── EXERCISE MATERIAL ──
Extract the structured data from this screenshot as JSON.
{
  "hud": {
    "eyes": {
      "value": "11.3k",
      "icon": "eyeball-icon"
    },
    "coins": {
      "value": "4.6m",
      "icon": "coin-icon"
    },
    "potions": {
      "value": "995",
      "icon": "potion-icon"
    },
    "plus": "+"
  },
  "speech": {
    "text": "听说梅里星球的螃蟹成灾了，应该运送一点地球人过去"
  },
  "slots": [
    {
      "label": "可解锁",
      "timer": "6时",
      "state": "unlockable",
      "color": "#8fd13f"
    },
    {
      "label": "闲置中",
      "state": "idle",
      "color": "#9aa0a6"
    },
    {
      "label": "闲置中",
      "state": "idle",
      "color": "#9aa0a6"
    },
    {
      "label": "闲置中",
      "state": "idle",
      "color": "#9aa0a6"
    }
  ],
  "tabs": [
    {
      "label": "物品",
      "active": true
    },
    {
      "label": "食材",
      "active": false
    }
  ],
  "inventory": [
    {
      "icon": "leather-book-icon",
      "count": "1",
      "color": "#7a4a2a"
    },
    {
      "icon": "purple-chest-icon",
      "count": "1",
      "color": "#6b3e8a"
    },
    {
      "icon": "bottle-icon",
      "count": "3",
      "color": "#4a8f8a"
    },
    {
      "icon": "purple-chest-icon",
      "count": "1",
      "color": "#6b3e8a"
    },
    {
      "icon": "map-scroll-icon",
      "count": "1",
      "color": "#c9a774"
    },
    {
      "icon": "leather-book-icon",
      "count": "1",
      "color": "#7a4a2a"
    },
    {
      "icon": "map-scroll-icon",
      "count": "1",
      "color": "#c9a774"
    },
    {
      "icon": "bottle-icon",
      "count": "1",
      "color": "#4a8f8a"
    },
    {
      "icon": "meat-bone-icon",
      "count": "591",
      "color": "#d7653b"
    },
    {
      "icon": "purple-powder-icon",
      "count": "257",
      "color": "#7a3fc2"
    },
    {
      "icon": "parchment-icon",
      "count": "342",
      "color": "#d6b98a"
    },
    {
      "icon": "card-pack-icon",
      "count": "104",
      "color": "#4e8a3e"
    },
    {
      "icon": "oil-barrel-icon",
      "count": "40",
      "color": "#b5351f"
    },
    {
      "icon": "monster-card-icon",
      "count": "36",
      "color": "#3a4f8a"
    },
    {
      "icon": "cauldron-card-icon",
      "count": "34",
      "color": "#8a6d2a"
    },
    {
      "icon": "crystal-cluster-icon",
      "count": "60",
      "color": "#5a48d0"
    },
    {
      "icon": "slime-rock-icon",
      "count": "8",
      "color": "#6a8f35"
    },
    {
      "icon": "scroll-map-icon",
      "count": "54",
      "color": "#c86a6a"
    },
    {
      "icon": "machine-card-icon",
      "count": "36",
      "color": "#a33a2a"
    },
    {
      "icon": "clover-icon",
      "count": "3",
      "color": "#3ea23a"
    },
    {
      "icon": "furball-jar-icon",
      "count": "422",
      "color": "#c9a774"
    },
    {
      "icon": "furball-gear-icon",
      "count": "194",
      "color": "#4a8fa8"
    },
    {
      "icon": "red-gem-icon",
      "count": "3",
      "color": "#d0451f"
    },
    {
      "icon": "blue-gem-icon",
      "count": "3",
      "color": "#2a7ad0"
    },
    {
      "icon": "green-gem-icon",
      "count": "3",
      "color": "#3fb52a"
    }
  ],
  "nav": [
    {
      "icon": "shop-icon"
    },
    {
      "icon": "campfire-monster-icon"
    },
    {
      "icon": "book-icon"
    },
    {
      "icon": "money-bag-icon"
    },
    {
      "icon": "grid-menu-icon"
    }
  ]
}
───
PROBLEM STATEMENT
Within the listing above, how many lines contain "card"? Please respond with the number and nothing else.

FINISHED TASK
4